The pigment used to create the beautiful Gwion Gwion is extremely resilient, so much so that C14 radiocarbon and other scientific dating methods cannot differentiate between it and the rock canvas. An indicator of their age was determined by a fossilised wasp nest built by the insects on top of a Bradshaw figure. It was reckoned to be at least 17,000 years old, placing the art beneath an indeterminate age beyond.
A shrill whistle from Gavin, our guide, interrupted my stupor and signalled time for an urgent return to the tender before the rapidly falling tide stranded us all. I scrambled down the escarpment and across the greedy mud bank, my feet disappearing beyond my knees in my haste to meet the outstretched arms frantically beckoning me aboard. Gavin engaged the outboard and immediately threw up a ‘rooster tail’ of grey-brown muck in an attempt to extricate the struggling craft. Kimberley tides are notoriously treacherous, rising and falling at the rate of over a metre an hour and swinging between ten metre extremes.
Man-handled back aboard, puffing and wheezing from the combined effects of excitement and exertion, Gavin smiles benevolently down on me from the pulpit of the centre-console runabout. “How was that?” he asks plainly as we make our way back to our 1000 tonne mother ship, True North, across the choppy Prince Regent River. “Lost for words?” For once, I was.
Gavin is the chief mate and expedition leader aboard the 36-passenger luxury adventure yacht and has spent most of his working life amongst the billion year old landscape of the Kimberleys.
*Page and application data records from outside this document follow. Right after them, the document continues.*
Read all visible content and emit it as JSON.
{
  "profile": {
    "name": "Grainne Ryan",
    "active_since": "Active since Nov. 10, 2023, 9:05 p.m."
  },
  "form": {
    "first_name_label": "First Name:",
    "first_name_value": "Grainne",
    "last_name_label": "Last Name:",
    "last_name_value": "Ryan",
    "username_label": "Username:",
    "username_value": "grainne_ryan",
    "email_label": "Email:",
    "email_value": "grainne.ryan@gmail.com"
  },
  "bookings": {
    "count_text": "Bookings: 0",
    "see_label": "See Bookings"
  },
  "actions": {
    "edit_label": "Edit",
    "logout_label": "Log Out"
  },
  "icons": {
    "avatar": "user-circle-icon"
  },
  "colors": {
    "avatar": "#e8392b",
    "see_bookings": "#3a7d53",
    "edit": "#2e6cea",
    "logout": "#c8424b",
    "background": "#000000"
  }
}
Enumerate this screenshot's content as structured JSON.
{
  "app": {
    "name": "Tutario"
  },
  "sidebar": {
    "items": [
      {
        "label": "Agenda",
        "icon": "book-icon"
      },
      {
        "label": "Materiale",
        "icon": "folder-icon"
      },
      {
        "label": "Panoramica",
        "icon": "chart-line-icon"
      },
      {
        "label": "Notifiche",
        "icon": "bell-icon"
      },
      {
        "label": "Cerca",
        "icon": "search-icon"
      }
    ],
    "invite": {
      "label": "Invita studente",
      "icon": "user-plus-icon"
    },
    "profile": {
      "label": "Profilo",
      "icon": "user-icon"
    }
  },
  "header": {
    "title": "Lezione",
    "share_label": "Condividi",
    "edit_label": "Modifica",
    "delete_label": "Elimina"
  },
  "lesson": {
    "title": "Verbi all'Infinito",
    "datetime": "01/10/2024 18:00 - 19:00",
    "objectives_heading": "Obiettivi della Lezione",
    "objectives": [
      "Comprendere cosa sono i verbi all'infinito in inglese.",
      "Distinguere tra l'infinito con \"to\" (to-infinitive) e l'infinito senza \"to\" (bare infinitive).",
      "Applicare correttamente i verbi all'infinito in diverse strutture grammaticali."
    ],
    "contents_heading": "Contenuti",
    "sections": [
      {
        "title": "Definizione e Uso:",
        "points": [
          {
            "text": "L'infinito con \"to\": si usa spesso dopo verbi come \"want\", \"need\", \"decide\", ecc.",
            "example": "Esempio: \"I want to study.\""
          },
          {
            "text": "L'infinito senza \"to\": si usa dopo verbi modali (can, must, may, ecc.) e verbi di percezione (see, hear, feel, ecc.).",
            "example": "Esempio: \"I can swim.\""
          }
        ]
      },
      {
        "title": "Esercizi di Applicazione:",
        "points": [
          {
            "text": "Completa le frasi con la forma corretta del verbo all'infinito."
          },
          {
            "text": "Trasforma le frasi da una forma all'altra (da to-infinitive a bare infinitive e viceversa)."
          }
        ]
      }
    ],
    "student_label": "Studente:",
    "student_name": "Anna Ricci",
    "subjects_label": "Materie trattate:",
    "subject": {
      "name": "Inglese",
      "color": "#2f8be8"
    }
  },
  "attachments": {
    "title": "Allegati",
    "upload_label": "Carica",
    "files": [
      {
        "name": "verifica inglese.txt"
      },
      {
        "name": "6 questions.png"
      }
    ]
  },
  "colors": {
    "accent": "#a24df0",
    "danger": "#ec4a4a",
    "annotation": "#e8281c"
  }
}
An expert fisherman, boat handler and unrepentant conservationist, Gavin rarely shares his most coveted Bradshaw art sites with guests.
“If people show a genuine interest in seeing some Braddies,” says Gavin, “we can usually find something on short notice. You and a handful of others are the only ones who’ve ever seen that site.” Yet his extensive catalogue of cave art sites is not recorded anywhere, instead the locations are closely guarded secrets entrusted to a few of the North Star Cruises masters and senior guides alone. “They’re up here,” he replies, pointing a finger purposefully to his temple.
I glance back across the wake of the dinghy trying to spot the high outcrop I had just scaled for my teasing glimpse of the most ancient Australians, but it’s quickly consumed by the enormity of my surroundings. The ship’s Bell jet helicopter races above us, ferrying goggle-eyed passengers back from a swim and frolic in a crystal clear, spring-fed water hole miles inland. Precipitous, golden-hued sandstone cliffs, vast mud banks and mangrove forests typify the landscape that has remained unchanged since before the time of the dinosaurs. Our brief incursion is but a minute speck of time in this geological calendar.
Regardless of your stance on the Bradshaw/Gwion Gwion debate, it’s abundantly clear that my handsome, lithesome hunter, having survived at least two ice ages, will be around long after my entire generation has departed. Perhaps his cryptic code will only be revealed by the next civilisation – if they can even find him again.
North Star Cruises operate the 50 metre, 36-passenger luxury expedition vessel, True North II on six and 12 night itineraries throughout the Kimberley region. Their twenty-plus year experience and intimate knowledge of the largely uncharted river and inlet system sets them apart from other similar operators in Australia’s remote North West.
Prices start from $8995 per person twin share for the six night expedition and $13,995 for twelve nights. Includes all meals, transfers and water-based excursions. Helicopter excursions separate.
For further information contact North Star Cruises on 08 9192 1829 or visit www.northstarcruises.com.au